The major automakers that sell cars in North America have all reported their November sales figures. Those sales are pretty much booming. The industry is on a pace to sell more than 15 million vehicles for all of 2012; that's a substantial increase over last year's 13 million, but not as torrid as 2005's all-time high of 17 million.
The big story was Honda, an automaker that's endured something of an identity crisis of late and that lost a lot of U.S. market share in the aftermath of 2011's Japanese earthquake and tsunami. Honda's November sales hit an all-time high. Of the more one million vehicles sold in the U.S. in November, almost 120,000 were Hondas. And year-over-year, Honda witnessed November sales leap by nearly 40 percent.
"Honda definitely has momentum in the marketplace," said industry analyst Jessica Caldwell of Edmunds.com. She added that Honda was the bestselling auto brand in the areas hit hardest by Superstorm Sandy, and that a combination of the Accord sedan, the CR-V compact SUV, and the revamped Civic (revamped after a tepid entry to the market last year) all helped Honda to rack up good sales.
The other Japanese carmakers — Nissan and Toyota — also reported double-digit November sales increases compared with 2011. BMW was up a whopping 45 percent.
Sandy clearly played a role here, taking out tens of thousands of cars that need to be replaced. But cheap credit and good deals, with the automakers rolling out various types of incentives, also pushed November sales higher. That said, Caldwell noted that incentives have declined as a trend from October to November, so it isn't just discounts attracting buyers into the dealerships.
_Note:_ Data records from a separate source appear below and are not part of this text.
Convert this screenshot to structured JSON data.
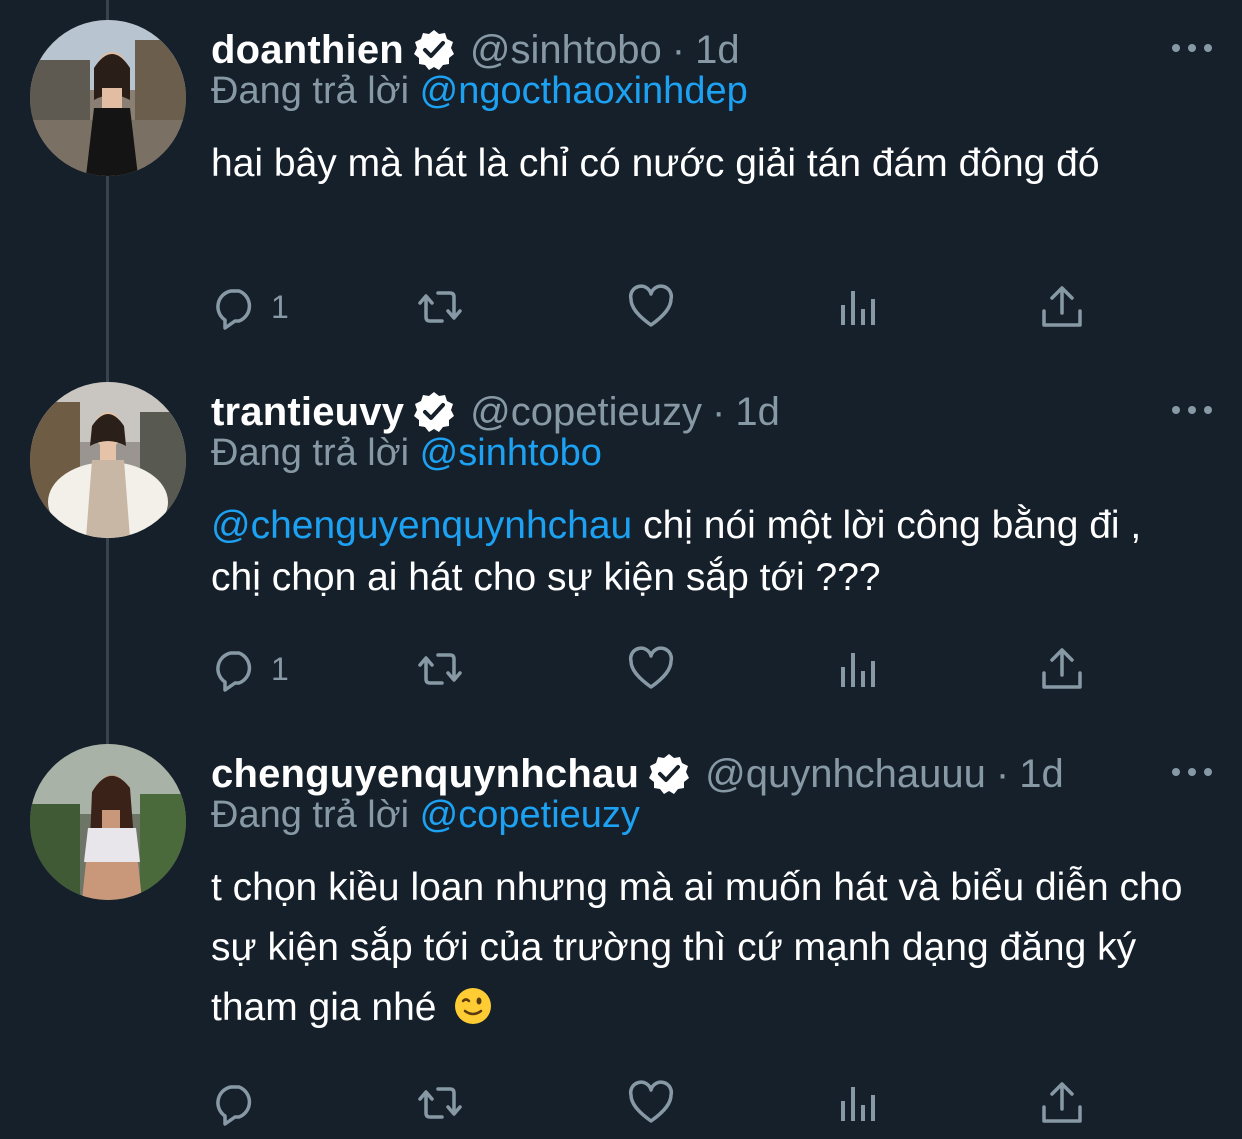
{
  "colors": {
    "background": "#15202b",
    "secondary_text": "#8899a6",
    "accent": "#1da1f2",
    "thread_line": "#38444d"
  },
  "reply_prefix": "Đang trả lời",
  "tweets": [
    {
      "display_name": "doanthien",
      "verified": true,
      "handle": "@sinhtobo",
      "separator": "·",
      "time": "1d",
      "reply_to": "@ngocthaoxinhdep",
      "body_mention": "",
      "body_text": "hai bây mà hát là chỉ có nước giải tán đám đông đó",
      "reply_count": "1",
      "icons": [
        "reply-icon",
        "retweet-icon",
        "like-icon",
        "analytics-icon",
        "share-icon"
      ]
    },
    {
      "display_name": "trantieuvy",
      "verified": true,
      "handle": "@copetieuzy",
      "separator": "·",
      "time": "1d",
      "reply_to": "@sinhtobo",
      "body_mention": "@chenguyenquynhchau",
      "body_text": " chị nói một lời công bằng đi , chị chọn ai hát cho sự kiện sắp tới ???",
      "reply_count": "1",
      "icons": [
        "reply-icon",
        "retweet-icon",
        "like-icon",
        "analytics-icon",
        "share-icon"
      ]
    },
    {
      "display_name": "chenguyenquynhchau",
      "verified": true,
      "handle": "@quynhchauuu",
      "separator": "·",
      "time": "1d",
      "reply_to": "@copetieuzy",
      "body_mention": "",
      "body_text": "t chọn kiều loan nhưng mà ai muốn hát và biểu diễn cho sự kiện sắp tới của trường thì cứ mạnh dạng đăng ký tham gia nhé",
      "body_emoji": "winking-face-emoji",
      "reply_count": "",
      "icons": [
        "reply-icon",
        "retweet-icon",
        "like-icon",
        "analytics-icon",
        "share-icon"
      ]
    }
  ]
}
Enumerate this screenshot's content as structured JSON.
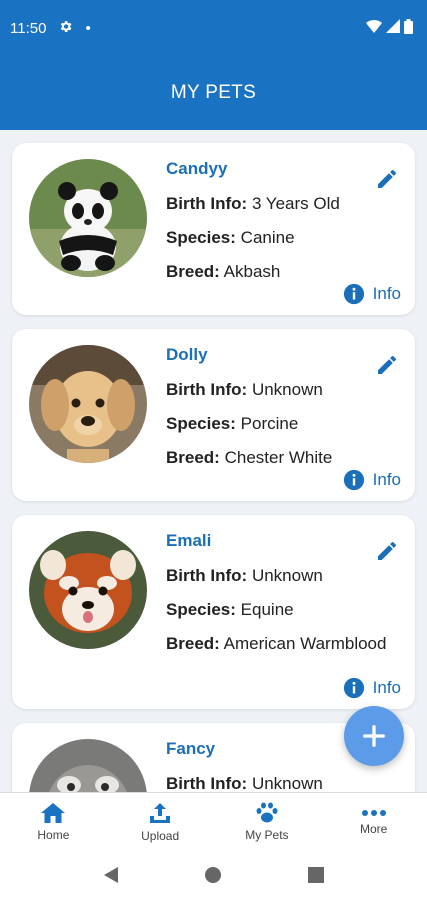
{
  "status": {
    "time": "11:50",
    "dot": "•"
  },
  "header": {
    "title": "MY PETS"
  },
  "pets": [
    {
      "name": "Candyy",
      "birth_label": "Birth Info:",
      "birth": "3 Years Old",
      "species_label": "Species:",
      "species": "Canine",
      "breed_label": "Breed:",
      "breed": "Akbash",
      "info_label": "Info"
    },
    {
      "name": "Dolly",
      "birth_label": "Birth Info:",
      "birth": "Unknown",
      "species_label": "Species:",
      "species": "Porcine",
      "breed_label": "Breed:",
      "breed": "Chester White",
      "info_label": "Info"
    },
    {
      "name": "Emali",
      "birth_label": "Birth Info:",
      "birth": "Unknown",
      "species_label": "Species:",
      "species": "Equine",
      "breed_label": "Breed:",
      "breed": "American Warmblood",
      "info_label": "Info"
    },
    {
      "name": "Fancy",
      "birth_label": "Birth Info:",
      "birth": "Unknown"
    }
  ],
  "nav": {
    "home": "Home",
    "upload": "Upload",
    "my_pets": "My Pets",
    "more": "More"
  },
  "colors": {
    "primary": "#1a73c2",
    "accent": "#1a6fb8",
    "fab": "#5b9be8"
  }
}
Case in point: General Motors. The largest automaker in the world saw the smallest November year-over-year increase of the big players in the U.S. market — 3 percent — but TrueCar.com, an automotive pricing and analysis firm headquartered in Santa Monica, reports that GM's average transaction price in November was higher than the industry average. GM sold cars for $32,891 on average, about $2,000 higher than the industry average of $30,832. And GM achieved this without offering incentives at the same level as other automakers.
That's something that Edmunds' Caldwell said wouldn't last. "It's really a question of how they respond next month, which could be a different story. They'll have to increase incentives to compete."
On the Southern California front, an interesting emerging story is Volkswagen. The German carmaker's U.S. market share lags well behind the Detroit Big Three and the three main Japanese carmakers — Toyota, Honda, and Nissan. The South Koreans' Hyundai and Kia have more. But Volkswagen continues to record sales months in the U.S. that it hasn't seen since the early 1970s. And the Los Angeles market could be particularly important as it strives to sneak up on the Big Six automakers.
"Volkswagen is aggressive about sales targets as a global brand," Caldwell said. "But its North American share is very low compared to the rest of the world." She attributed its 29-percent hike in year-over-year November sales to selling vehicles in major volume segments — sedans like the Jetta and Passat — rather than concentrated on niche segments, as the carmaker had done formerly with vehicles like the New Beetle.
"Volkswagen has done fairly well in Southern California," she said. "They can do better and encroach on the Japanese imports." She agreed that the region, dominated as it is by import brands, could be a happy hunting ground for VW as it works to add market share. "But it's still going to be tough," she insisted.
Overall, Caldwell argued that the carmakers can look forward to a solid conclusion to the industry's best year since the financial crisis and the collapse of GM and Chrysler. She doesn't even regard the fiscal cliff — the looming expiration of federal tax cuts and spending measures — as a limiting factor on the auto industry's continued success in its most competitive market.
"We're teed up for a strong finish," she said.